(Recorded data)
◇ ◇ ◇

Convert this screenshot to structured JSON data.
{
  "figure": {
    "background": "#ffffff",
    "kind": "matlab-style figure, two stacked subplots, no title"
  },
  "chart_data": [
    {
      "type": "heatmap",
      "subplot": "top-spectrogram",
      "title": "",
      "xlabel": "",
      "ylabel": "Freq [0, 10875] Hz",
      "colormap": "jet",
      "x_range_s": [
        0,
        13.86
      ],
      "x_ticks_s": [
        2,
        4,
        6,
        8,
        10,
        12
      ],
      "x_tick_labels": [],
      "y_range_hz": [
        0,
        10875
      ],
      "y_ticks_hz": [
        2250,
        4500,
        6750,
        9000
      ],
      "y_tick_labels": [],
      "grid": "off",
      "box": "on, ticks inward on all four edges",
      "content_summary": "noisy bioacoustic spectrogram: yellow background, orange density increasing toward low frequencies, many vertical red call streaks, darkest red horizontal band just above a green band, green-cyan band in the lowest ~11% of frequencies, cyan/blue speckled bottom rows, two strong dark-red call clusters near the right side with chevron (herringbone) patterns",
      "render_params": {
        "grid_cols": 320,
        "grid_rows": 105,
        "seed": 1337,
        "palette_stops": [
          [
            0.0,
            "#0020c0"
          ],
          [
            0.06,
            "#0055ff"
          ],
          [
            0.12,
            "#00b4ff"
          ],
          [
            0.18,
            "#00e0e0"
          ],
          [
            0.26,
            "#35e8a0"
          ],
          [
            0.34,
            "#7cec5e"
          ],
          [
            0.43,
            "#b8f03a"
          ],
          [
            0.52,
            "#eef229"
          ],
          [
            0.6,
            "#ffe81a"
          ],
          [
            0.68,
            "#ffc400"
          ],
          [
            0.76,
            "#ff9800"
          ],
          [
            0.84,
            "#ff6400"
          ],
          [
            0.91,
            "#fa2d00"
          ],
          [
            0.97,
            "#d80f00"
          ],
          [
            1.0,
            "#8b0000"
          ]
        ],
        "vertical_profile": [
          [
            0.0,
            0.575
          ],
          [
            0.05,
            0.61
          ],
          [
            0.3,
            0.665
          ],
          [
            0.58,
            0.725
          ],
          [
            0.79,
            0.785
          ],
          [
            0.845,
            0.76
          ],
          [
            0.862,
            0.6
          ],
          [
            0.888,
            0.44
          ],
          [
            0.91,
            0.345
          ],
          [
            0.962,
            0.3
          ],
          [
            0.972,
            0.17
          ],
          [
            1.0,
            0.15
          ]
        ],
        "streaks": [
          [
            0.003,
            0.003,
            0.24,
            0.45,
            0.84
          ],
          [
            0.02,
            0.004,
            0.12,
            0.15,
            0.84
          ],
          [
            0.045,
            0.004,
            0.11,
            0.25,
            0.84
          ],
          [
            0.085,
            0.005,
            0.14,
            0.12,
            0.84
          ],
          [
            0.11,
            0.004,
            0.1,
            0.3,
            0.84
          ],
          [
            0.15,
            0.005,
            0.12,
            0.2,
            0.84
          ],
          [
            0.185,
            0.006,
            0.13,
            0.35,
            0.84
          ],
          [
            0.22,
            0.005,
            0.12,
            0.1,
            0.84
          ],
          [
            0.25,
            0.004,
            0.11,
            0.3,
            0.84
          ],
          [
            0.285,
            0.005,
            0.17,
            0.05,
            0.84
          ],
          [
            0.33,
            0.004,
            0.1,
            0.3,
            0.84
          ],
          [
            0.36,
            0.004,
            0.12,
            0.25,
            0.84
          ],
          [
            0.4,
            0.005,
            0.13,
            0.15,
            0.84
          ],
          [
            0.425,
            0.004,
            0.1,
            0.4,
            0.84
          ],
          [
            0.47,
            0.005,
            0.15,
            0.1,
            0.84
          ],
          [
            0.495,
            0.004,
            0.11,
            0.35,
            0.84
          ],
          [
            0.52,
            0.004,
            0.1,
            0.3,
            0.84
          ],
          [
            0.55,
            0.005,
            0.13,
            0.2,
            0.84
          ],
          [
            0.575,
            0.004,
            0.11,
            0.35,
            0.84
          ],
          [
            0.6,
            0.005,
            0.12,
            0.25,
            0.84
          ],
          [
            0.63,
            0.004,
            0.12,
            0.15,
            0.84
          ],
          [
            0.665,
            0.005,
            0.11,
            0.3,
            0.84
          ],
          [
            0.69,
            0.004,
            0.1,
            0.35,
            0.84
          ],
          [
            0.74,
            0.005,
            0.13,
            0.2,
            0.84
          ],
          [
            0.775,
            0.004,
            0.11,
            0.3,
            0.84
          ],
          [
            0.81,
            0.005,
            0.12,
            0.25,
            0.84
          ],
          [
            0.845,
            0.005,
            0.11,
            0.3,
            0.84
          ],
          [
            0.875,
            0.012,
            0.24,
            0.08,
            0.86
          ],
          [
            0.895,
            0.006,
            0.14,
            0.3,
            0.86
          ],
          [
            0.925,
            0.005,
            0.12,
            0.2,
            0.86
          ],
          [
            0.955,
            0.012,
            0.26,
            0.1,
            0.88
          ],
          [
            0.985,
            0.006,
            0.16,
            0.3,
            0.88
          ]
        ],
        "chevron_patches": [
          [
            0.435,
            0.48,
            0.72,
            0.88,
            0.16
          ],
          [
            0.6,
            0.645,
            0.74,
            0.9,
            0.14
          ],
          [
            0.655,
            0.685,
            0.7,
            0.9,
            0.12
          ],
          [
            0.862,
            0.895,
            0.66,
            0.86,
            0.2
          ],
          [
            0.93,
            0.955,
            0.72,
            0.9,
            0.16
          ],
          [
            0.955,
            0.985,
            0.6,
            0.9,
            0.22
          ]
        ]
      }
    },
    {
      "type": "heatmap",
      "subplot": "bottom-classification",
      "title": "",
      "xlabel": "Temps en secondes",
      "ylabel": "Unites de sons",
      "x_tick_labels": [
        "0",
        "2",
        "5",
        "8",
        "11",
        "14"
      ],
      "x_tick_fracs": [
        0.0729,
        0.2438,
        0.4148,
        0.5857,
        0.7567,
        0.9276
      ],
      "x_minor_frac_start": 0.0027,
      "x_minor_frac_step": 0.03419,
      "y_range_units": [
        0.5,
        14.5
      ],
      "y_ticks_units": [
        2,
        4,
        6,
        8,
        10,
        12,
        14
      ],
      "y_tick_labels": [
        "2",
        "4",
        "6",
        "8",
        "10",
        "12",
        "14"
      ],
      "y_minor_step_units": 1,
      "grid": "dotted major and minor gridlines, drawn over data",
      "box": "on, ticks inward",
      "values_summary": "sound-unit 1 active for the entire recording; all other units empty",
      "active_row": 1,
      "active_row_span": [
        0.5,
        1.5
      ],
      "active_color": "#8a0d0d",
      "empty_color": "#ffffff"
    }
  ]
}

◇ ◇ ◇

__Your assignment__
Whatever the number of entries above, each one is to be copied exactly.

__Answer box__
Convert this screenshot to structured JSON data.
{
  "figure": {
    "background": "#ffffff",
    "kind": "matlab-style figure, two stacked subplots, no title"
  },
  "chart_data": [
    {
      "type": "heatmap",
      "subplot": "top-spectrogram",
      "title": "",
      "xlabel": "",
      "ylabel": "Freq [0, 10875] Hz",
      "colormap": "jet",
      "x_range_s": [
        0,
        13.86
      ],
      "x_ticks_s": [
        2,
        4,
        6,
        8,
        10,
        12
      ],
      "x_tick_labels": [],
      "y_range_hz": [
        0,
        10875
      ],
      "y_ticks_hz": [
        2250,
        4500,
        6750,
        9000
      ],
      "y_tick_labels": [],
      "grid": "off",
      "box": "on, ticks inward on all four edges",
      "content_summary": "noisy bioacoustic spectrogram: yellow background, orange density increasing toward low frequencies, many vertical red call streaks, darkest red horizontal band just above a green band, green-cyan band in the lowest ~11% of frequencies, cyan/blue speckled bottom rows, two strong dark-red call clusters near the right side with chevron (herringbone) patterns",
      "render_params": {
        "grid_cols": 320,
        "grid_rows": 105,
        "seed": 1337,
        "palette_stops": [
          [
            0.0,
            "#0020c0"
          ],
          [
            0.06,
            "#0055ff"
          ],
          [
            0.12,
            "#00b4ff"
          ],
          [
            0.18,
            "#00e0e0"
          ],
          [
            0.26,
            "#35e8a0"
          ],
          [
            0.34,
            "#7cec5e"
          ],
          [
            0.43,
            "#b8f03a"
          ],
          [
            0.52,
            "#eef229"
          ],
          [
            0.6,
            "#ffe81a"
          ],
          [
            0.68,
            "#ffc400"
          ],
          [
            0.76,
            "#ff9800"
          ],
          [
            0.84,
            "#ff6400"
          ],
          [
            0.91,
            "#fa2d00"
          ],
          [
            0.97,
            "#d80f00"
          ],
          [
            1.0,
            "#8b0000"
          ]
        ],
        "vertical_profile": [
          [
            0.0,
            0.575
          ],
          [
            0.05,
            0.61
          ],
          [
            0.3,
            0.665
          ],
          [
            0.58,
            0.725
          ],
          [
            0.79,
            0.785
          ],
          [
            0.845,
            0.76
          ],
          [
            0.862,
            0.6
          ],
          [
            0.888,
            0.44
          ],
          [
            0.91,
            0.345
          ],
          [
            0.962,
            0.3
          ],
          [
            0.972,
            0.17
          ],
          [
            1.0,
            0.15
          ]
        ],
        "streaks": [
          [
            0.003,
            0.003,
            0.24,
            0.45,
            0.84
          ],
          [
            0.02,
            0.004,
            0.12,
            0.15,
            0.84
          ],
          [
            0.045,
            0.004,
            0.11,
            0.25,
            0.84
          ],
          [
            0.085,
            0.005,
            0.14,
            0.12,
            0.84
          ],
          [
            0.11,
            0.004,
            0.1,
            0.3,
            0.84
          ],
          [
            0.15,
            0.005,
            0.12,
            0.2,
            0.84
          ],
          [
            0.185,
            0.006,
            0.13,
            0.35,
            0.84
          ],
          [
            0.22,
            0.005,
            0.12,
            0.1,
            0.84
          ],
          [
            0.25,
            0.004,
            0.11,
            0.3,
            0.84
          ],
          [
            0.285,
            0.005,
            0.17,
            0.05,
            0.84
          ],
          [
            0.33,
            0.004,
            0.1,
            0.3,
            0.84
          ],
          [
            0.36,
            0.004,
            0.12,
            0.25,
            0.84
          ],
          [
            0.4,
            0.005,
            0.13,
            0.15,
            0.84
          ],
          [
            0.425,
            0.004,
            0.1,
            0.4,
            0.84
          ],
          [
            0.47,
            0.005,
            0.15,
            0.1,
            0.84
          ],
          [
            0.495,
            0.004,
            0.11,
            0.35,
            0.84
          ],
          [
            0.52,
            0.004,
            0.1,
            0.3,
            0.84
          ],
          [
            0.55,
            0.005,
            0.13,
            0.2,
            0.84
          ],
          [
            0.575,
            0.004,
            0.11,
            0.35,
            0.84
          ],
          [
            0.6,
            0.005,
            0.12,
            0.25,
            0.84
          ],
          [
            0.63,
            0.004,
            0.12,
            0.15,
            0.84
          ],
          [
            0.665,
            0.005,
            0.11,
            0.3,
            0.84
          ],
          [
            0.69,
            0.004,
            0.1,
            0.35,
            0.84
          ],
          [
            0.74,
            0.005,
            0.13,
            0.2,
            0.84
          ],
          [
            0.775,
            0.004,
            0.11,
            0.3,
            0.84
          ],
          [
            0.81,
            0.005,
            0.12,
            0.25,
            0.84
          ],
          [
            0.845,
            0.005,
            0.11,
            0.3,
            0.84
          ],
          [
            0.875,
            0.012,
            0.24,
            0.08,
            0.86
          ],
          [
            0.895,
            0.006,
            0.14,
            0.3,
            0.86
          ],
          [
            0.925,
            0.005,
            0.12,
            0.2,
            0.86
          ],
          [
            0.955,
            0.012,
            0.26,
            0.1,
            0.88
          ],
          [
            0.985,
            0.006,
            0.16,
            0.3,
            0.88
          ]
        ],
        "chevron_patches": [
          [
            0.435,
            0.48,
            0.72,
            0.88,
            0.16
          ],
          [
            0.6,
            0.645,
            0.74,
            0.9,
            0.14
          ],
          [
            0.655,
            0.685,
            0.7,
            0.9,
            0.12
          ],
          [
            0.862,
            0.895,
            0.66,
            0.86,
            0.2
          ],
          [
            0.93,
            0.955,
            0.72,
            0.9,
            0.16
          ],
          [
            0.955,
            0.985,
            0.6,
            0.9,
            0.22
          ]
        ]
      }
    },
    {
      "type": "heatmap",
      "subplot": "bottom-classification",
      "title": "",
      "xlabel": "Temps en secondes",
      "ylabel": "Unites de sons",
      "x_tick_labels": [
        "0",
        "2",
        "5",
        "8",
        "11",
        "14"
      ],
      "x_tick_fracs": [
        0.0729,
        0.2438,
        0.4148,
        0.5857,
        0.7567,
        0.9276
      ],
      "x_minor_frac_start": 0.0027,
      "x_minor_frac_step": 0.03419,
      "y_range_units": [
        0.5,
        14.5
      ],
      "y_ticks_units": [
        2,
        4,
        6,
        8,
        10,
        12,
        14
      ],
      "y_tick_labels": [
        "2",
        "4",
        "6",
        "8",
        "10",
        "12",
        "14"
      ],
      "y_minor_step_units": 1,
      "grid": "dotted major and minor gridlines, drawn over data",
      "box": "on, ticks inward",
      "values_summary": "sound-unit 1 active for the entire recording; all other units empty",
      "active_row": 1,
      "active_row_span": [
        0.5,
        1.5
      ],
      "active_color": "#8a0d0d",
      "empty_color": "#ffffff"
    }
  ]
}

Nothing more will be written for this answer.